The Restaurant Revitalization Fund, which launched in April and attempted to prioritize minority groups, brought hope to the owners of some East Harlem eateries. However, it left out establishments that opened just before the pandemic because it required applicants to prove a loss in 2020 compared to 2019.
That excluded Barcha, a restaurant and bar that opened two years ago on East 115th Street. “How does a business that opened in late 2019 show a loss? It’s a mathematical impossibility,” said Gloribelle Perez, 37, Barcha’s co-owner. “All the bills continue as if there isn’t a pandemic, but the revenue has stopped.”
To stay afloat, Barcha has “pivoted at every opportunity,” Perez said. The restaurant expanded its online offerings to include wines and started using Google Analytics to design social media campaigns. Outdoor dining has not worked because of safety concerns related to a nearby bike lane.

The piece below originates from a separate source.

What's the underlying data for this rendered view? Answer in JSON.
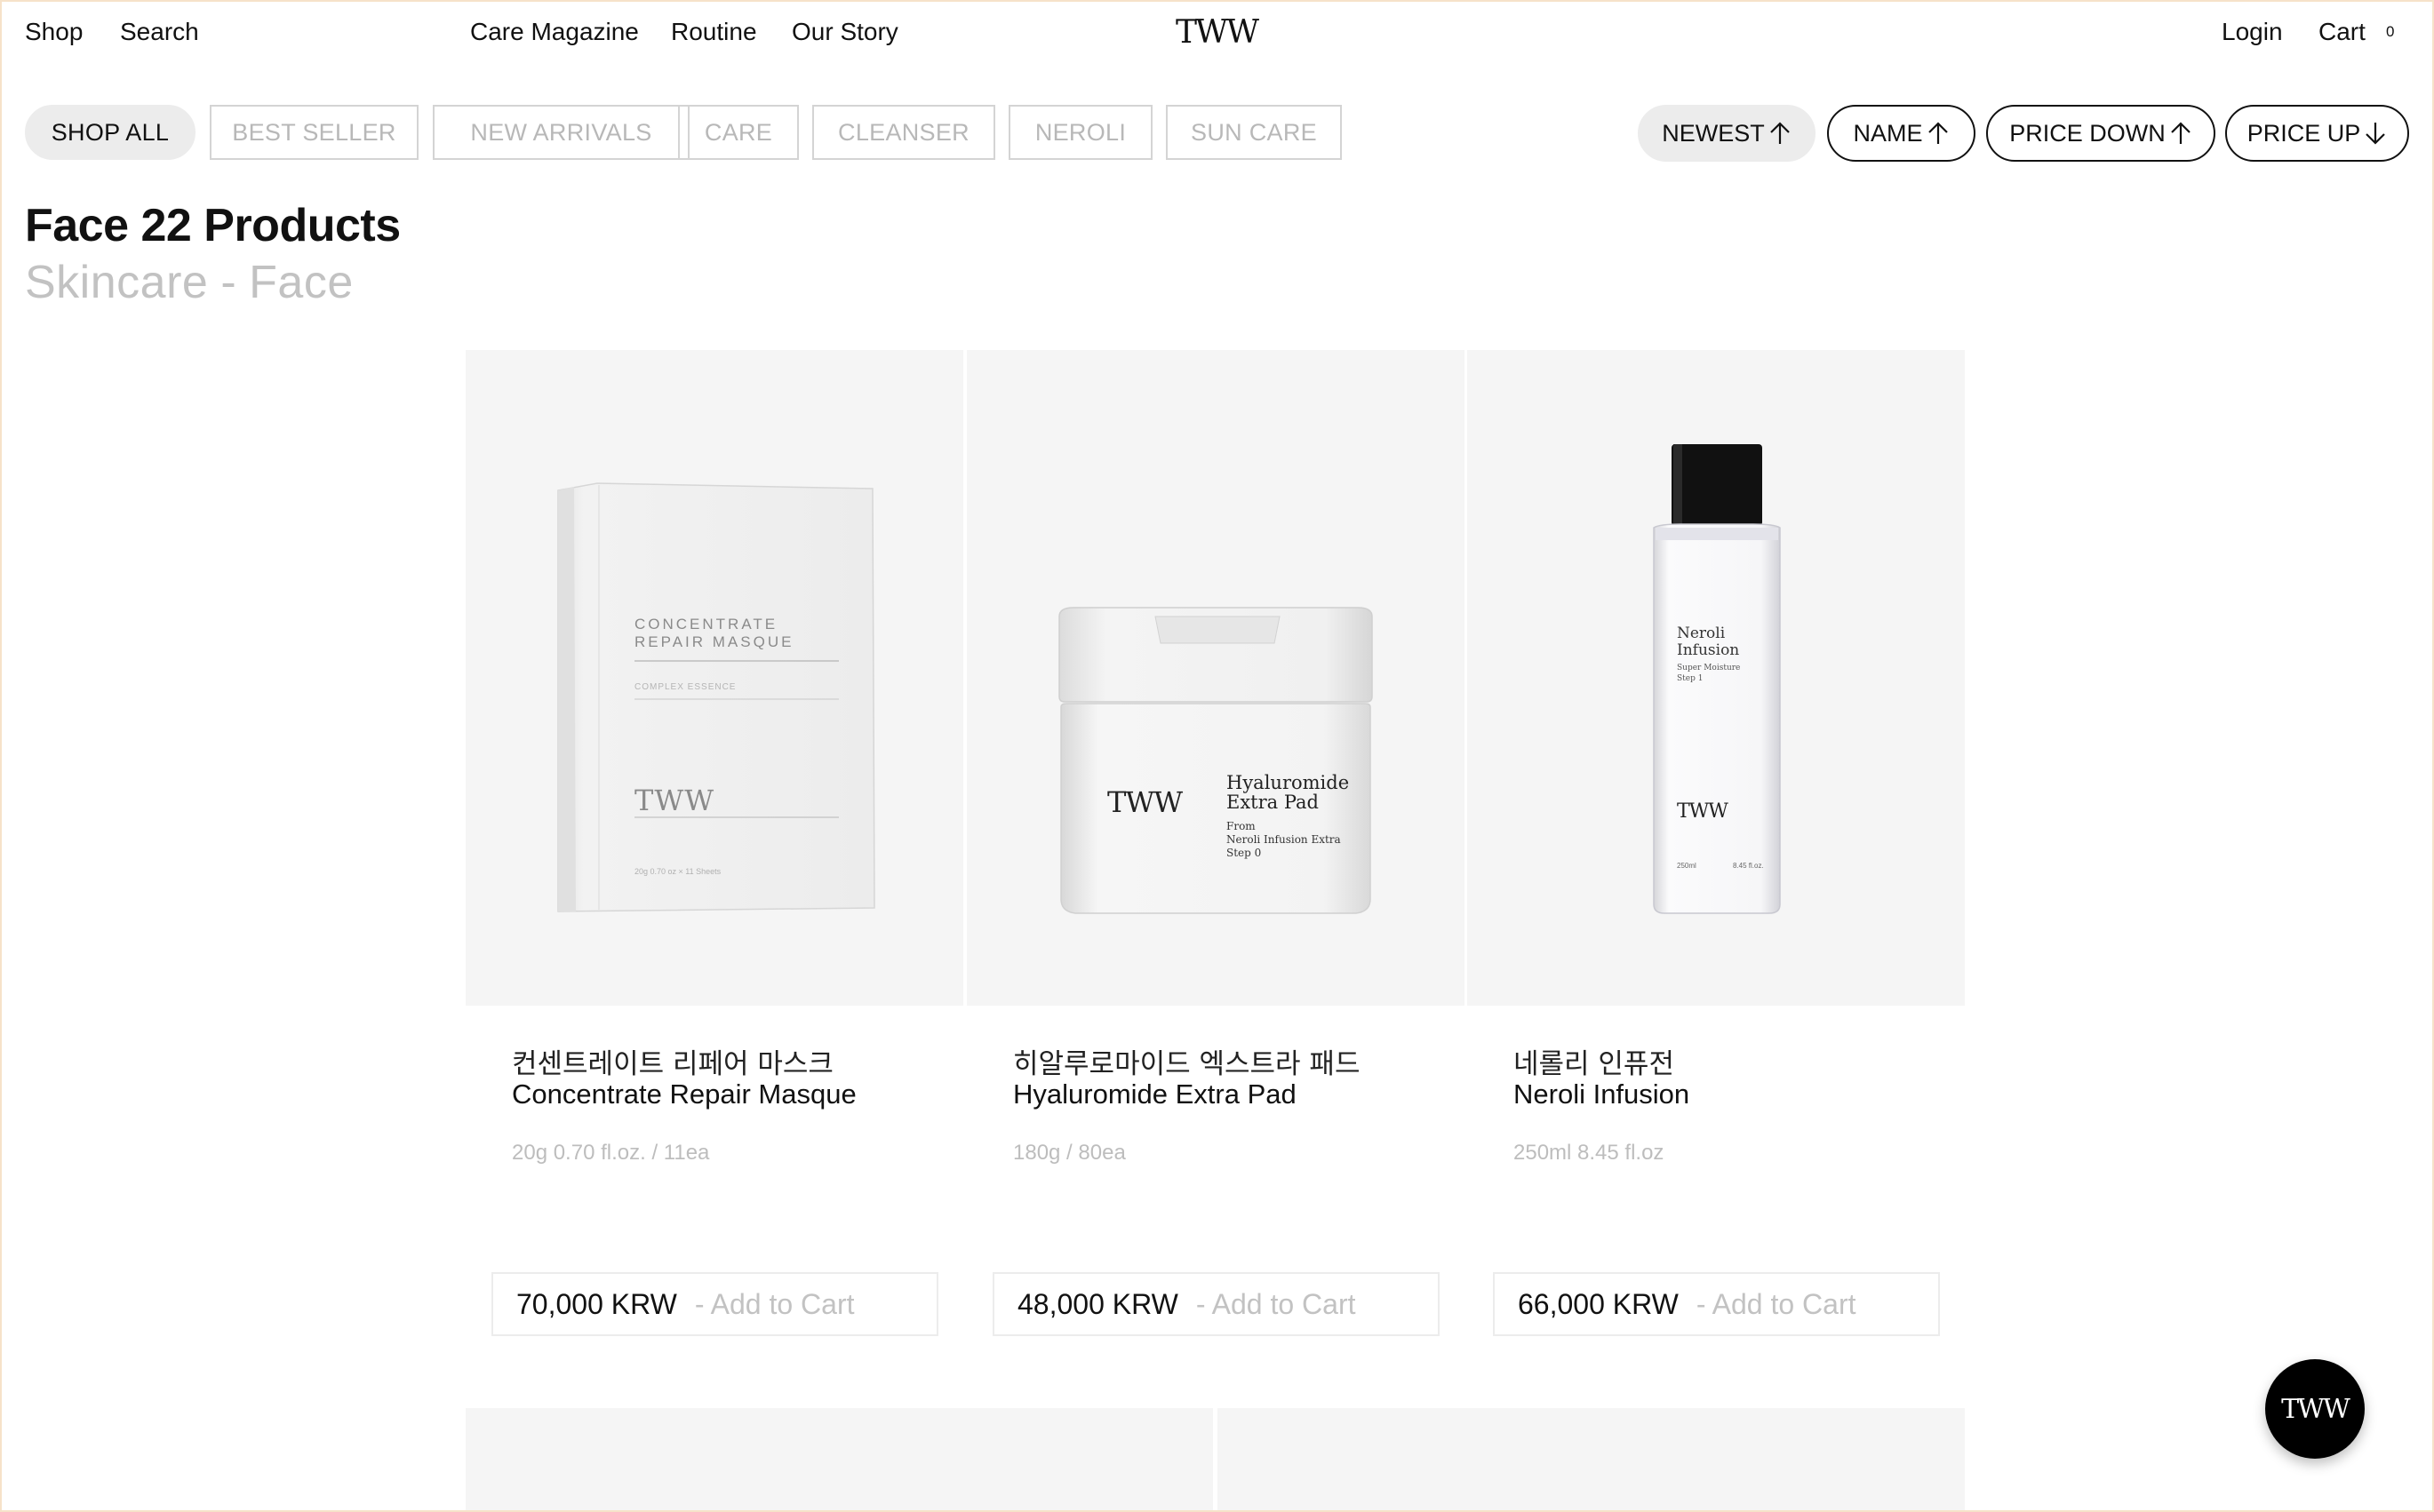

Perez said she has written to government representatives about the predicament that businesses like hers face as they emerge from the pandemic. “Some were sympathetic,” she said, but “sympathy does nothing for my bills.”
Some East Harlem businesses did receive a lifeline from the $4 million East Harlem Small Business Grant. It was funded by the proceeds of a 2014 property sale and born out of a partnership led by District 8 City Council Member Diana Ayala, along with Manhattan Borough President Gale Brewer, the New York City Economic Development Corp. and Union Settlement.
Guzman, whose office administers the grant, said it was designed to be “super simple” and tailored to local needs, with straightforward requirements like proof of economic hardship and physical presence in the neighborhood. “Lawmakers in Washington don’t know them, but we know them and their families and their dogs,” Guzman said. Each business was eligible for up to $20,000.
Larrazabal, who received the local grant, said it helped her pay down some debts, but not all. “We still owe lots of money from the period that we were closed,” she said.
The local grant helped more than 300 businesses, Guzman said. Still, one in five East Harlem storefronts was vacant in December, according to a Union Settlement survey. It was the first year the survey was conducted.
Larrazabal regularly scans her inbox for announcements of new assistance programs. She subscribes to newsletters offering business advice. Since moving from her original location, she has been trying to recover former customers. Recently, in pursuit of new revenue, her shop started selling flowers. “We just don’t want to keep waiting for an answer,” she said.
Even without access to government assistance, shop owners insist on staying in business.
“The only way these people can survive is to operate their own business,” Guzman said. “They will not find any other way to support themselves in this economy.”
About the author(s)
Dayana Mustak, a native of Malaysia, is a student at the Columbia Journalism School and an aspiring economics reporter.